Loan Type  Formula 

Simple Interest Loan  Interest = Principal x Rate x Time 
Compound Interest Loan  Interest = Principal x (1 + (Rate / n))^(n x Time) – Principal 
With savings accounts, it’s important to calculate your interest earnings to ensure that you are earning a competitive rate. Use the following formula to calculate your interest earnings:
By applying these strategies, you can minimize the amount of interest you pay to banks and save money in the long run.
Conclusion
Now that you have a better understanding of how banks calculate interest, you can make informed decisions about your finances. Remember that interest rates are determined by various factors, such as market rates, loan duration, and creditworthiness.
It is important to take these factors into consideration when applying for loans or opening bank accounts to ensure that you are getting the best possible interest rates.
Maximizing Your Savings
One way to maximize your savings is to take advantage of compound interest. By opting for accounts that offer compound interest, you can earn more money over time. Also, consider techniques such as debt consolidation to minimize the interest you pay.
Continued Learning
If you want to learn more about how do banks calculate interest, consider talking to a financial advisor or reading more about the topic online. There are many resources available to help you become a more informed consumer and make smarter financial decisions.
With these tips and insights in mind, you can take control of your finances and achieve your financial goals.
FAQ
How do banks calculate interest?
Banks calculate interest using various methods, such as simple interest and compound interest.

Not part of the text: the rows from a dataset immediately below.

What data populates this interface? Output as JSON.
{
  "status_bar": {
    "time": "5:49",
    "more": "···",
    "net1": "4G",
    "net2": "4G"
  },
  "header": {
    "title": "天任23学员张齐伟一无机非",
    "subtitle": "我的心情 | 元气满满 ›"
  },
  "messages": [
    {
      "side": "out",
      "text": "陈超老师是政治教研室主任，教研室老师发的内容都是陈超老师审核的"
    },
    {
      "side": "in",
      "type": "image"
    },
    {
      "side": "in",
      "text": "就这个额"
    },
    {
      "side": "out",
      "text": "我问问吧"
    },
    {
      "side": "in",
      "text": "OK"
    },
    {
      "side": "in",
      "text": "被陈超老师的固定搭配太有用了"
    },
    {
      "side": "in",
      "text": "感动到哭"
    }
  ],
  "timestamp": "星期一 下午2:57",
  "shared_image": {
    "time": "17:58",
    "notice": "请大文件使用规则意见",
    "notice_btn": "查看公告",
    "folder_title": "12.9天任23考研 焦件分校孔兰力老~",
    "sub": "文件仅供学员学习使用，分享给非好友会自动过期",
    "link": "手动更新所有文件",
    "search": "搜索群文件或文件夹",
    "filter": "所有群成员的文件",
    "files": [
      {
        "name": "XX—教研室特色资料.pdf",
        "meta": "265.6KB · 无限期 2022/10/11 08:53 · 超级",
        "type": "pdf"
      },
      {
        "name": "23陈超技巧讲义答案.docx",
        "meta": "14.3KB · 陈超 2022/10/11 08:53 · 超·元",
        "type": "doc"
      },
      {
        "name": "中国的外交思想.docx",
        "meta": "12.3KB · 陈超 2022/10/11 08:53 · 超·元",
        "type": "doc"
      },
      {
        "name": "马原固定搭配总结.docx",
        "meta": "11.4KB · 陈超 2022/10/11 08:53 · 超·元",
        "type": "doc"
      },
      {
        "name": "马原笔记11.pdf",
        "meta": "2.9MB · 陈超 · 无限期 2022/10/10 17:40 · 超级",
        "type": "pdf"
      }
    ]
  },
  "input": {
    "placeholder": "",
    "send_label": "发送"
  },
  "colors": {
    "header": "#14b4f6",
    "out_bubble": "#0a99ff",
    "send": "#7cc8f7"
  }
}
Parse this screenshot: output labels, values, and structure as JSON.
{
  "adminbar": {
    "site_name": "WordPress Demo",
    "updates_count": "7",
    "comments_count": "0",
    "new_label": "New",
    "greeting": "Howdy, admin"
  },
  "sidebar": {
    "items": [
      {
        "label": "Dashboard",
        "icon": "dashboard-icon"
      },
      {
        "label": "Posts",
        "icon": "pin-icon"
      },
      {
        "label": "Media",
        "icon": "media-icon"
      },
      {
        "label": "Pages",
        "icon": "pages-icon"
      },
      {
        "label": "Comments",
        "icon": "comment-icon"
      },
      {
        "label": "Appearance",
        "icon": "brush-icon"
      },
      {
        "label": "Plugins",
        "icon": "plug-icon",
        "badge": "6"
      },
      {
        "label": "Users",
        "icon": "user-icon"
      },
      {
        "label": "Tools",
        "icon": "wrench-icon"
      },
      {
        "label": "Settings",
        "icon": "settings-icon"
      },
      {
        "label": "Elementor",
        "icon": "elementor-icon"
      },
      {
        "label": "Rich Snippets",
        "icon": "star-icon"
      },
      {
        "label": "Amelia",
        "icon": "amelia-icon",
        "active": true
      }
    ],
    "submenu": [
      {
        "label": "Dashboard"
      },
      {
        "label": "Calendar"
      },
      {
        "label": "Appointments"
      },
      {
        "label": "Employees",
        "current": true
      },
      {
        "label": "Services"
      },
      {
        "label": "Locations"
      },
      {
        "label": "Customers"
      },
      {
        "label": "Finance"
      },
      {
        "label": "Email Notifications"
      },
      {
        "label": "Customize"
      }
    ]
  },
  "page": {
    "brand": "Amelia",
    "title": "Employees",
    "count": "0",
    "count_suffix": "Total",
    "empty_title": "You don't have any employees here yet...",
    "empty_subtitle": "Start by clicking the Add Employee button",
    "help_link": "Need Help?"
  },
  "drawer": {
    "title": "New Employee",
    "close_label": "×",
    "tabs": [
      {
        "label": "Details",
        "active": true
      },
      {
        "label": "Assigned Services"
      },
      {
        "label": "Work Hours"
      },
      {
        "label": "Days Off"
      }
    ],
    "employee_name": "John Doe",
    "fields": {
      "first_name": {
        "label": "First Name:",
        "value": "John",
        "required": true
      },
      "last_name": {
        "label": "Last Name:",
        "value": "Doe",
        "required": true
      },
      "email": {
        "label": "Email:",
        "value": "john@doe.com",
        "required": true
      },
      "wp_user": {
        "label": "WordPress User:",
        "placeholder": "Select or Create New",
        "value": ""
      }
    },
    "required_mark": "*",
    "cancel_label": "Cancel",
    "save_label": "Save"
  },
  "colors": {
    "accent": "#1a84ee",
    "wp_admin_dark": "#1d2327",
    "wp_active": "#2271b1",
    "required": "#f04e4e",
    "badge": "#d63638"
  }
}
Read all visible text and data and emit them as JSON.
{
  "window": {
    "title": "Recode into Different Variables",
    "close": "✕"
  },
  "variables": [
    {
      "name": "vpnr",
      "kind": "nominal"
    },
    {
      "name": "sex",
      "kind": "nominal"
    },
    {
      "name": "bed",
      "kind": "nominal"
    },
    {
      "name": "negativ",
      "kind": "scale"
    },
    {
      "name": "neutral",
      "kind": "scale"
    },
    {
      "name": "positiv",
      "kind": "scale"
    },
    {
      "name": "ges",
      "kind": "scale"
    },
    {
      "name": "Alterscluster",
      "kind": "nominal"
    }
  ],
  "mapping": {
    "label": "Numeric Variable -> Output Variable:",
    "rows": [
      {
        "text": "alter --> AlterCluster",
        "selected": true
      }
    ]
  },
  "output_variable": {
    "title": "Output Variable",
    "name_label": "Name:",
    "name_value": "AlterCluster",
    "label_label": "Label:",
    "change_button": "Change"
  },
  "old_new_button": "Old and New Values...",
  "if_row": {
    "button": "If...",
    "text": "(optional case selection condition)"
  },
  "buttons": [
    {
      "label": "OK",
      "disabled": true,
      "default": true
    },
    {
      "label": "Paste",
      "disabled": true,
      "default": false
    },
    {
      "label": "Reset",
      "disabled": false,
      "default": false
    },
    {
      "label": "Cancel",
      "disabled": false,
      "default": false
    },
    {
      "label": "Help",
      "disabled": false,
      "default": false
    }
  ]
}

The specific calculation depends on the type of financial product and the terms of the agreement.
What are the interest calculation methods used in banks?
Banks use different interest calculation methods, including the annual percentage rate (APR), effective interest rate, and daily or monthly balance calculation. Each method has its own formula to determine the interest amount.
How can I calculate interest rates in banks?
To calculate interest rates in banks, you need to know the principal amount, the interest rate, and the time period. You can use specific formulas based on the interest calculation method to determine the interest amount.
What is compound interest, and how do banks calculate it?
Compound interest is interest that is calculated on both the initial principal amount and any accumulated interest. Banks use formulas that take into account the compounding period and the interest rate to calculate compound interest.
What factors influence interest calculation in banks?
Several factors influence interest calculation in banks, such as current market rates, loan duration, the borrower’s creditworthiness, and the type of financial product. These factors can vary and affect the overall interest rate.
What are the different interest calculation techniques used in banks?
Banks use various techniques to calculate interest, depending on the financial product. Some common techniques include simple interest calculation, amortization schedules, and the Rule of 78. The specific technique used will depend on the circumstances.
How do banks calculate interest for different accounts?
Banks calculate interest for different accounts, such as savings accounts, checking accounts, and certificates of deposit, based on specific factors. These factors may include the account balance, the interest rate, and the compounding period.
What strategies can I use to minimize interest payments?
To minimize interest payments, you can consider strategies such as making extra principal payments, consolidating debts, and negotiating lower interest rates. It’s also important to regularly review your financial situation and make informed decisions to manage your debt effectively.
Ibrahim Shah is a passionate blogger with a deep interest in various subjects, including banking and Search Engine Optimization (SEO). He believes in the power of knowledge sharing and aims to provide valuable insights and tips through his blog.